++++ Provided entries ++++

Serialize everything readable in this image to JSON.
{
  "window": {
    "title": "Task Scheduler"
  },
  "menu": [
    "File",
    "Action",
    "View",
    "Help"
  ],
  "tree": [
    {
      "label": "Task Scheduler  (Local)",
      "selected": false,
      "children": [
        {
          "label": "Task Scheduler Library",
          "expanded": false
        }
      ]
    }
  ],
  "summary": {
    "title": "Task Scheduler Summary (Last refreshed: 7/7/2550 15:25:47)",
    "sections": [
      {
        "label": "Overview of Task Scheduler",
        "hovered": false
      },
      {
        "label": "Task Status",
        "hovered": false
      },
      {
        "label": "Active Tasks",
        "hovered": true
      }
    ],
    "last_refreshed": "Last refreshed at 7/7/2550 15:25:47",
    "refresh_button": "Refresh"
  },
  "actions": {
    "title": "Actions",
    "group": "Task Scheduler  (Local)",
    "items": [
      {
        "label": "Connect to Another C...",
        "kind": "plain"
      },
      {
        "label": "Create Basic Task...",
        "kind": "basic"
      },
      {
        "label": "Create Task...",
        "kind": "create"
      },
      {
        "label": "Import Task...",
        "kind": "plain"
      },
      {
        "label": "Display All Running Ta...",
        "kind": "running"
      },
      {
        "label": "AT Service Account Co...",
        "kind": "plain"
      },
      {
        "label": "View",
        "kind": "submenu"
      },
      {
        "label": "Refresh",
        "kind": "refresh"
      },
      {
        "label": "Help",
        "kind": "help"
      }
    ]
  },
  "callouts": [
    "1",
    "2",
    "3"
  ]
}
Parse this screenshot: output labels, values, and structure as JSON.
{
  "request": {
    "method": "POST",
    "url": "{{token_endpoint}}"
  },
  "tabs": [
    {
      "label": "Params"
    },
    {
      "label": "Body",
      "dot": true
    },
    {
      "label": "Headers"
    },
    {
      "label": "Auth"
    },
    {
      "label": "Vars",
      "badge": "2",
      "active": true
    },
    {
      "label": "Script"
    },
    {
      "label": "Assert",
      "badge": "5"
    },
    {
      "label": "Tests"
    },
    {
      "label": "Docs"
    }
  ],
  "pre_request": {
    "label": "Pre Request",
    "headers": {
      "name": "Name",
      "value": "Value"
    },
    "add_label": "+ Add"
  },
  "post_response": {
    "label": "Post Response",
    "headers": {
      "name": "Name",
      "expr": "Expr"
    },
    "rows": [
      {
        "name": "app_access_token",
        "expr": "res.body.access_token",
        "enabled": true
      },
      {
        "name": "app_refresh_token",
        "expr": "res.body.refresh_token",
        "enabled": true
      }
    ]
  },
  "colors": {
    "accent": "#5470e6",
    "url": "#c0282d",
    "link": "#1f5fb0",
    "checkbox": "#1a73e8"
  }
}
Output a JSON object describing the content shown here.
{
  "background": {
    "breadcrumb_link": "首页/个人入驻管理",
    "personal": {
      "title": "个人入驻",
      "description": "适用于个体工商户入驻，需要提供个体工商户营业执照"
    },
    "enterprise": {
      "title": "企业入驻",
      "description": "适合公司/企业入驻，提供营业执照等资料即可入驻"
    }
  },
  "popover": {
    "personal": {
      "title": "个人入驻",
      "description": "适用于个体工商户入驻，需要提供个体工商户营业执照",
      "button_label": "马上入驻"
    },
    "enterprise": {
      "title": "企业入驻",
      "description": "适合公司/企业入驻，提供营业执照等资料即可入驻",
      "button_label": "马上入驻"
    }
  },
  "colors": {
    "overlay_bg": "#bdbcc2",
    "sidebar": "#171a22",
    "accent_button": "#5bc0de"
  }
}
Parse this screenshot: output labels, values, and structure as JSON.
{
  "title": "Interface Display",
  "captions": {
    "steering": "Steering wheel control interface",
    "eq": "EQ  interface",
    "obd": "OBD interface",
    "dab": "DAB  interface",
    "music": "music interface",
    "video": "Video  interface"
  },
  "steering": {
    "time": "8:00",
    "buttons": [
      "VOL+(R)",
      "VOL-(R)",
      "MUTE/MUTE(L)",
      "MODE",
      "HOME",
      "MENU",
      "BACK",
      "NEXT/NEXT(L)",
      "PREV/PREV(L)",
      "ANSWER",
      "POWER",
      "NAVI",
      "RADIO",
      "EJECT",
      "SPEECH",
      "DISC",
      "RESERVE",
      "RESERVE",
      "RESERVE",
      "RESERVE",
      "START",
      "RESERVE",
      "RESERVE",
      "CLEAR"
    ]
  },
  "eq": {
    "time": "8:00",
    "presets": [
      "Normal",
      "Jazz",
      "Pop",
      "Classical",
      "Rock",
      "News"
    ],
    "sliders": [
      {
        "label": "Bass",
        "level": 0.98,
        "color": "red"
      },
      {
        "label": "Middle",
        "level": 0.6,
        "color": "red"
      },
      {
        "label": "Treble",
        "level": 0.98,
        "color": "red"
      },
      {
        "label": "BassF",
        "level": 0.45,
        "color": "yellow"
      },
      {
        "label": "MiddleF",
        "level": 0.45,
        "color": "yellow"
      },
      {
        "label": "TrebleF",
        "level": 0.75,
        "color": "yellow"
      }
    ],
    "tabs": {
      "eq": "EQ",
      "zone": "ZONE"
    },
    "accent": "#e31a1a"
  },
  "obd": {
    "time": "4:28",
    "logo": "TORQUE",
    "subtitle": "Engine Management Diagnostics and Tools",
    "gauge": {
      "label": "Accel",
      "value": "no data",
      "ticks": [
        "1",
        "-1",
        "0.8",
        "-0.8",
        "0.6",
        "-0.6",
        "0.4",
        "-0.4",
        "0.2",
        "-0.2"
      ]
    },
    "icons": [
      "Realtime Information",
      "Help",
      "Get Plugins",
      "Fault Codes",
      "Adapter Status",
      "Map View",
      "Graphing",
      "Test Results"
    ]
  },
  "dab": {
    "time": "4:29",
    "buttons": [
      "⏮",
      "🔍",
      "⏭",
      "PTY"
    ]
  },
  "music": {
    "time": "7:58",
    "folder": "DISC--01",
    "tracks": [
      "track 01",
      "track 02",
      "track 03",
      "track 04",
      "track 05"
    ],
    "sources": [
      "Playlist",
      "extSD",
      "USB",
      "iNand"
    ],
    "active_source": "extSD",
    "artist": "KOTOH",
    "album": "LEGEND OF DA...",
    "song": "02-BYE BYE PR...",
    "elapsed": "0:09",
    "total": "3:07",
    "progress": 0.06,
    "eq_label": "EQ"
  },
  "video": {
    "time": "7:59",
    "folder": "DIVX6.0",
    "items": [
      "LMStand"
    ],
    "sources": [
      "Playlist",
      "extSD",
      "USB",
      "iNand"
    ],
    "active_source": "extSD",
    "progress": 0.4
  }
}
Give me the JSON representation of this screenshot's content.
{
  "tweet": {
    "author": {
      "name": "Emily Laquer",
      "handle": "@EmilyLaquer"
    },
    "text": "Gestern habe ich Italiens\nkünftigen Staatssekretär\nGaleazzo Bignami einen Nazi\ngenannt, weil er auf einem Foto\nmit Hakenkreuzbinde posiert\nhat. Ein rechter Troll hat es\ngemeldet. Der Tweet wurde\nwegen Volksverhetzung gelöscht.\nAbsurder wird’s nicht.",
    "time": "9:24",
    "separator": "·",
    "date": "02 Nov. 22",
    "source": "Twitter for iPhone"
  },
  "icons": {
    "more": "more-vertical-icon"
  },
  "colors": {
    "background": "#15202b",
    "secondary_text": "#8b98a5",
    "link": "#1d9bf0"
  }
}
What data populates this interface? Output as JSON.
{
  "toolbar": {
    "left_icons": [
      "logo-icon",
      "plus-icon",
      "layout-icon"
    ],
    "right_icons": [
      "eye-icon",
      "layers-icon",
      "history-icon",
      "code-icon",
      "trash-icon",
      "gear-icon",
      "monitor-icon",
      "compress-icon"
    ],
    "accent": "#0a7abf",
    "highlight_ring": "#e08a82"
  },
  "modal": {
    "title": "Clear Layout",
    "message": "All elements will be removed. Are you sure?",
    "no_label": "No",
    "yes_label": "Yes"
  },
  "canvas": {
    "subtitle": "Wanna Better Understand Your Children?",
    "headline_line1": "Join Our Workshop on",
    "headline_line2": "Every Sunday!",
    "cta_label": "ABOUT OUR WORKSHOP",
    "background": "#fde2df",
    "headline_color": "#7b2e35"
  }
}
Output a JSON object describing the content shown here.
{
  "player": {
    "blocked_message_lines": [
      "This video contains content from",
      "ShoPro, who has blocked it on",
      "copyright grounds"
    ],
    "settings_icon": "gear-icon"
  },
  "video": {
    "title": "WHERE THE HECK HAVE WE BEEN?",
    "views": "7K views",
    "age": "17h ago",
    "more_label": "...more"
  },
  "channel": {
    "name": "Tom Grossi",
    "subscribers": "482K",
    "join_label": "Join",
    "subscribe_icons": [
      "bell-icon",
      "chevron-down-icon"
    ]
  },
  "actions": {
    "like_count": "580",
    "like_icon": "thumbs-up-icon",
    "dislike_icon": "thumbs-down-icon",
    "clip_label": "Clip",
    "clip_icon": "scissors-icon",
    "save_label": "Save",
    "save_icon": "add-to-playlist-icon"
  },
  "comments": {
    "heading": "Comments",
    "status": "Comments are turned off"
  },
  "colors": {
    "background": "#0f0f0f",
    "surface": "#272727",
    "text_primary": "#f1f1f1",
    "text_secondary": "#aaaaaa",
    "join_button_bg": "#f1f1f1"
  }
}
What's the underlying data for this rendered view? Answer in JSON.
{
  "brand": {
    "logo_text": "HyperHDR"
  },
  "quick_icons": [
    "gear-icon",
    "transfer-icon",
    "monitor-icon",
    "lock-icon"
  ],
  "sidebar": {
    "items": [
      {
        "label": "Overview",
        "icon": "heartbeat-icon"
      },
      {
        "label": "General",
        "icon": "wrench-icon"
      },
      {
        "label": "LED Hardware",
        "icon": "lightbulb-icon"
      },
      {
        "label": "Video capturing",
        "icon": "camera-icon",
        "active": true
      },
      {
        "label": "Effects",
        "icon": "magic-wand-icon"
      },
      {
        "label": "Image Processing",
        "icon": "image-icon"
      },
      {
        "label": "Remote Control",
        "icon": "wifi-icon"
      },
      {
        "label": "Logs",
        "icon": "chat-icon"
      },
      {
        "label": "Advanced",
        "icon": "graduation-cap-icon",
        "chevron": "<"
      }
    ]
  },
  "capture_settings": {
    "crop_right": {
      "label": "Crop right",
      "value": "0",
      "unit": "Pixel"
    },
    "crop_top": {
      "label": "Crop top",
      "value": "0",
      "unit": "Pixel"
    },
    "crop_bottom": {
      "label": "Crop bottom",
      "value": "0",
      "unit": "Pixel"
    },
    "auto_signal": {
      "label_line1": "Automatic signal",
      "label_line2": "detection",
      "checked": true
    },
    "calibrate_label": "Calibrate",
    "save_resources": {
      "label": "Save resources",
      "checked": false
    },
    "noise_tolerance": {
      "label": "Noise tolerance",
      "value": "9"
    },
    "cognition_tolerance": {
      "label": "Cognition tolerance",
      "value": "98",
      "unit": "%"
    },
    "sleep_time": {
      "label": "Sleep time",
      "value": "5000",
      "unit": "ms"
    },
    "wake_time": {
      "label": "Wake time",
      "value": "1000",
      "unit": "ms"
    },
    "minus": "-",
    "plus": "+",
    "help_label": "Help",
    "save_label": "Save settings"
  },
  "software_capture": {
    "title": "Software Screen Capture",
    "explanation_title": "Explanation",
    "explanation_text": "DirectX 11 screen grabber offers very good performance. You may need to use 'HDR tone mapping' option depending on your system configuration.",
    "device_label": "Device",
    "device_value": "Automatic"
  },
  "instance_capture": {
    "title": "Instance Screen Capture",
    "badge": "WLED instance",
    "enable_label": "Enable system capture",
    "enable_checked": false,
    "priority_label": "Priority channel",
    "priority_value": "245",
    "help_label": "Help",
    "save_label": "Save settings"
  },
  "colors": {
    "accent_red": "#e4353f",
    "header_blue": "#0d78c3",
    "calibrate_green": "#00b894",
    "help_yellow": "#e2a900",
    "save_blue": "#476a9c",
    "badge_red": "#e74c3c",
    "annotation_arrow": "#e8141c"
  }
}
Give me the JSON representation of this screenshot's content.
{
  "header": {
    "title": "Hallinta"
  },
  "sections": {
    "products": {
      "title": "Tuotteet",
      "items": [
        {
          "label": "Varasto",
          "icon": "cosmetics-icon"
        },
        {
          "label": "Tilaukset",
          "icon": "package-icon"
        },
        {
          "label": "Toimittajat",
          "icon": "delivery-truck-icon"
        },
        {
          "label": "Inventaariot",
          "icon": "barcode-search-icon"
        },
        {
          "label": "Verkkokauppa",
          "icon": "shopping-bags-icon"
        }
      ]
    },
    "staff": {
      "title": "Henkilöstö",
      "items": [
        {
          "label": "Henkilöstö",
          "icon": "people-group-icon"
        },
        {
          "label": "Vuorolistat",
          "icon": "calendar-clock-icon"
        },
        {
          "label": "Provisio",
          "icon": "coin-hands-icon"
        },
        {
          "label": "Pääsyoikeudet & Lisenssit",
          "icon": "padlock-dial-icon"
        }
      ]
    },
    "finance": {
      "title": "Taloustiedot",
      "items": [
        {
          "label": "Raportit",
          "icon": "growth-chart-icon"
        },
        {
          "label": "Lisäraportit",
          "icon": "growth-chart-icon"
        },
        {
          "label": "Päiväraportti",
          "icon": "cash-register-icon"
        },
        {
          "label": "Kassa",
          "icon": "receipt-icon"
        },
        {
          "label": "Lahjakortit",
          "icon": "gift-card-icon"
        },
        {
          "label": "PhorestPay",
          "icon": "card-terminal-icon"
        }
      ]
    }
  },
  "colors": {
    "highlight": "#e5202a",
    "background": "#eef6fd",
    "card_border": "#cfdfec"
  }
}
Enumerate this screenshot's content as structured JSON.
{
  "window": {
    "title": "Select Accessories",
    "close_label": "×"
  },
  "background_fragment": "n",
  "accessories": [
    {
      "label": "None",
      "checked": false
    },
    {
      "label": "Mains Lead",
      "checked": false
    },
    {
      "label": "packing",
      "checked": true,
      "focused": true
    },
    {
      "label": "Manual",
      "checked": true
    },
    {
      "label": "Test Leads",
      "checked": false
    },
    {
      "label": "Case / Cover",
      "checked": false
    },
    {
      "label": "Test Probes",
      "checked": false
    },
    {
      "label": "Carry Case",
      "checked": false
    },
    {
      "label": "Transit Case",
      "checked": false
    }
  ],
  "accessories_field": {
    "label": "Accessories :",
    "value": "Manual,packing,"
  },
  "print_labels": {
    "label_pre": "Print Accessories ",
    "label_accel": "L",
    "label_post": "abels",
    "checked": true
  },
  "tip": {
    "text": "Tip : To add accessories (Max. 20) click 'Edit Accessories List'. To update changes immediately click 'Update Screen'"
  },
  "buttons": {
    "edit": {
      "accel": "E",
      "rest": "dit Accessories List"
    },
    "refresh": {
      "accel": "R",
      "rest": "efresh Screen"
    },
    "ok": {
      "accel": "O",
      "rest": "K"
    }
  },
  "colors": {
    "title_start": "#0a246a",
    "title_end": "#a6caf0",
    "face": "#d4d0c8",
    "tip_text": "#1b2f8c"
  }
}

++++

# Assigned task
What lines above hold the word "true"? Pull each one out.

# Output for this exercise
        "hovered": true
      "dot": true
      "active": true
        "enabled": true
        "enabled": true
        "active": true
      "checked": true
      "checked": true,
      "focused": true
      "checked": true
    "checked": true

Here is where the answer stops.